Or topic See order instructionsection

>>>Review the definition of sonnet on page 917. Choose one of the poems given below; decide whether it is a Petrarchan or Shakespearean sonnet based on your analysis. Write an essay discussing the poets use of the sonnet form to create meaning in the poem. What is the effect of the line breaks? the rhyme scheme? Considering the differences in structure and rhyme scheme of the two types of sonnets (quatrains/couplets and octaves/sestet), defend the poets choice of sonnet form for his or her topic. Feel free, of course, to discuss figures of speech, etc.

>>Below is the poem i choose

Edna St. Vincent Millays Love is Not All,1931

Love is not all; it is not meat nor drink
Nor slumber nor a roof against the rain,
Nor yet a floating spar to men that sink,
And rise and sink, and rise and sink again;
Love cannot fill the thickened lung with breath, 5
Nor clean the blood, nor set the fractured bone;
Yet many a man is making friends with death
Even as I speak, for lack of love alone.
It well may be that in a difficult hour,
Pinned down by pain and moaning for release, 10
Or nagged by want, past resolutions power,
I might be driven to sell your love for peace,
Or trade the memory of this night for food.
It well may be. I do not think I would.

-

>>Below is my teachers instructions

LENGTH: a minimum of 400 words.

AUDIENCE: your classmates. Write as though you are telling them your essay, not as though you were writing about a scientific experiment or making a speech before strangers. Choose your essay goal based on what you want your audience to carry away from reading your paper. Assume your readers are familiar with the work you are discussing you don t have to summarize the plot or tell us who s who.

TITLE: Don t just give the title of the work you are discussing. Clue us in on the topic your paper is about, such as  The Use of Irony in Dulce et Decorum Est. Your title should not be set off in any way (but capitalize major words). If you refer to an author s title within your title (such as  Metaphors ), set it off correctly.

INTRODUCTION: Remember your readers and get us involved from the very start. The introductory paragraph should at least the do the following (note the nice use of parallel structure):

? Grab the reader s attention

? Present the essay s thesis

? Prepare the reader for what to expect in the essay

? Preview the essay s organizational plan

? Establish the tone for the essay (Funny? Sad? Ironic? Resigned?)

? Create a transition into the first body paragraph

BODY: The body should offer 3-7 paragraphs with clear topic sentences supported by careful illustrations from the work(s) you are discussing. Use either a series of carefully chosen examples or one extended example. Be sure to support both quotations and paraphrases with parenthetical references to the text. Give the page number in parenthesis in the introduction of the essay when you mention the title of the poem(s); after that, give the line numbers only in parenthesis.

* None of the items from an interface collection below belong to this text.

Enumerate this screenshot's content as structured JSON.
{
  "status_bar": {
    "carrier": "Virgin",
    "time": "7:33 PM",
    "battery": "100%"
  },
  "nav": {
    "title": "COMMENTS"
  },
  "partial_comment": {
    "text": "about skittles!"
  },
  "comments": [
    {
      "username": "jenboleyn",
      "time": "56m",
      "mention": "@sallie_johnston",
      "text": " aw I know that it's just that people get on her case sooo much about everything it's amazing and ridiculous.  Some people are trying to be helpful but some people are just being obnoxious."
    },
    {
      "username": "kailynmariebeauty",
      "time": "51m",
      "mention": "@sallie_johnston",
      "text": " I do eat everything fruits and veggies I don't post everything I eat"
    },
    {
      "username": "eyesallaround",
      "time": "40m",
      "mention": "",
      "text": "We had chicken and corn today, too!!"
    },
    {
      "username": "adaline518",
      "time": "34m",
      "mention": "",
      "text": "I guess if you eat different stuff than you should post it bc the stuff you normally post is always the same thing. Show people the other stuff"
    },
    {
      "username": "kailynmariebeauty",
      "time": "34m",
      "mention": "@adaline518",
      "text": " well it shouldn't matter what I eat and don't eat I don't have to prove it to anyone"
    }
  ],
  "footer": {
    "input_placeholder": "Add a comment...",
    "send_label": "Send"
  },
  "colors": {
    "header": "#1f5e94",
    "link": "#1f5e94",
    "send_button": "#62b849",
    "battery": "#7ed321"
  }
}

LANGUAGE and TERMS: The essay should refer to literary terms and use them correctly. It should define any unfamiliar terms for the reader. It should contain paraphrases and quotations from the primary source. It should avoid the word use, as in  Dickinson uses references to architectural details to symbolize the grave.

CONCLUSION: The conclusion has several jobs to do, not the least of which is to wind the essay up, bring it to a close. Avoid bringing up new ideas in the conclusion, but do give the reader something to think about afterwards. It s often worthwhile to refer the reader to something you said in the intro, to bring the piece full circle. Don t simply restate the thesis.

OUTLINE: Topic outline, complete with parallel items (see SSH 18f) is required. Refer to SSH 2r for details as well as the outlining discussion.

TONE: The tone should be interested and heightened, but not offensively formal (no  moreovers or  furthermores, for example). You should write in third person. (The words you and I have no place in this essay.) Also, write in literary present tense. Discuss the events as if they are happening now rather than in the past. We re all in this course together, so write as if you have met us before.

THEME STANDARD: The Theme Standard applies in full force, so study the Standard and the major errors that will cost the most points if found in your essay. Take your proofreading seriously, and refer to SSH to help you avoid errors. Certainly allow time to proofread carefully, and get help from me or the Writing Center staff as you work. Understand that mechanical and spelling errors can fail an otherwise worthy essay.